Wednesday, October 20, 2010

Too hard?

Here is something that bothers me when I'm working in the library:

A little kid, maybe seven or eight, goes into the Juvenile section and starts to look at books. Her mom comes after her and says, "Not these books, they are too hard for you. You're in __ grade and so you must read books out of the ____ section."

What is it about this scenario that bothers me? Well, the little girl was only looking at Juvenile cooking books. She was reading them, and she was old enough to cook the recipes from them, so how were they too hard for her?

I think parents sometimes rely too much on groupings and grades that schools use to organize. I was homeschooled, and growing up I loved the library. I picked out my own books, huge stacks of them, and it didn't matter what grade level they were at. I just picked what interested me.

I think it's possible that this system of reading levels is taking the love of reading from children. To be repeatedly told that something is too hard for you when it really isn't has to have some kind of effect. Staying inside your age group of books means you will never be challenged by anything you read.

I have been reading from the adult and children's sections for a long time. My love of classic literature started when I was a kid, something that would have never developed if I had been limited in my reading choices.

Now, I'm not saying you should give kids just anything to read. It still has to be appropriate, and I think it is the parent's right to approve books their children are reading. However, I think the child should choose what he or she really wants to read.

And please, never tell a child that a book is too hard. You might regret it when he believes you and thinks reading in general is too hard to be bothered with.



Marian said...

I agree about the reading levels problem! Because really, even if a child doesn't understand every single word or plot twist in the story, it doesn't mean they won't gain anything from trying to read a difficult book. As a kid, I certainly didn't understand everything I read in classic lit, but I got the gist of the story; and it was that appreciation of the story which encouraged me to continue reading classics.

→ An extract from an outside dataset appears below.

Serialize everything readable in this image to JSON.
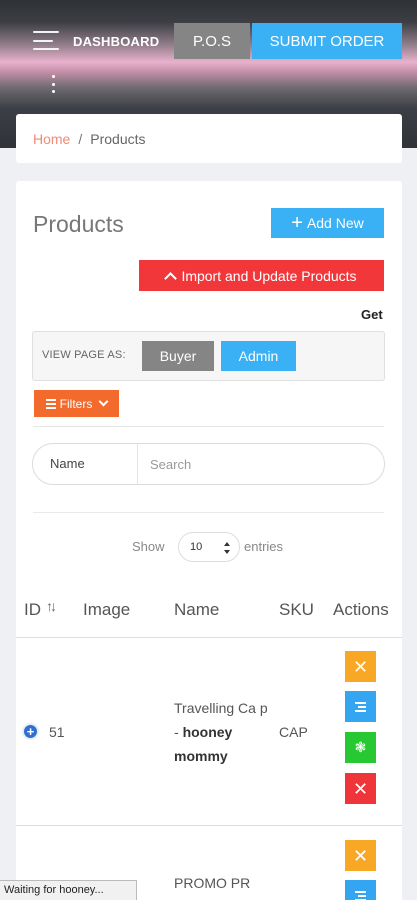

And like you said, it's also good to read children's lit, too. The Snowman, for example, has got to be one of the most poignant short stories I've watched/read.

Faith said...

H! I tagged you!


Anonymous said...

Wow! I completely agree. Maturity level is what parents might look at when limiting. Not nessesarily the ability to read the material.
My brother had difficulty with reading. So we let him pick out his own books. Of course he started with little picture books but when my sister casually handed him a book she'd been reading. Mom never dared to say it might be too difficult. She just wanted him to read.
So often we get wrapped up in what others say we forget to have a life of our own. Don't limit, help them with it.
I'm not saying to let them indilgue in whatever books they pick up. I'm not so sure you want to let them poke at 'Nora Roberts' or 'The Twilight Saga.'(My opinion) I'm not sure anyone is ever mature enough, or should be, for somethings.
Great post! Thanks!

Elinor Dashwood said...

Ugh, that *is* annoying!! I was reading "Anne of Green Gables" by the time I was eight, and though I probably didn't understand a lot of it, it was still challenging my mind and helping me to grow in my reading skills.
That's sad how some people discourage their kids like that.

Celine said...

That is SO frustrating! My friend and I were recently talking about that.

Age has nothing to do with development, I think. ( I suppose this is the logic of Unschoolers?)

Michelle said...

I totally agree!!! When I was four I wanted to do "school" like my older cousins, so my mom bought me those "learn your shapes/colors/etc" books and by the time I was five I was reading American Girl books.. (that's what made my parents decide to homeschool me and my two younger brothers)..
If they had denied me the joy of learning to read until I went to Kindergarten and learned my ABC's, I would never have become the person I am today.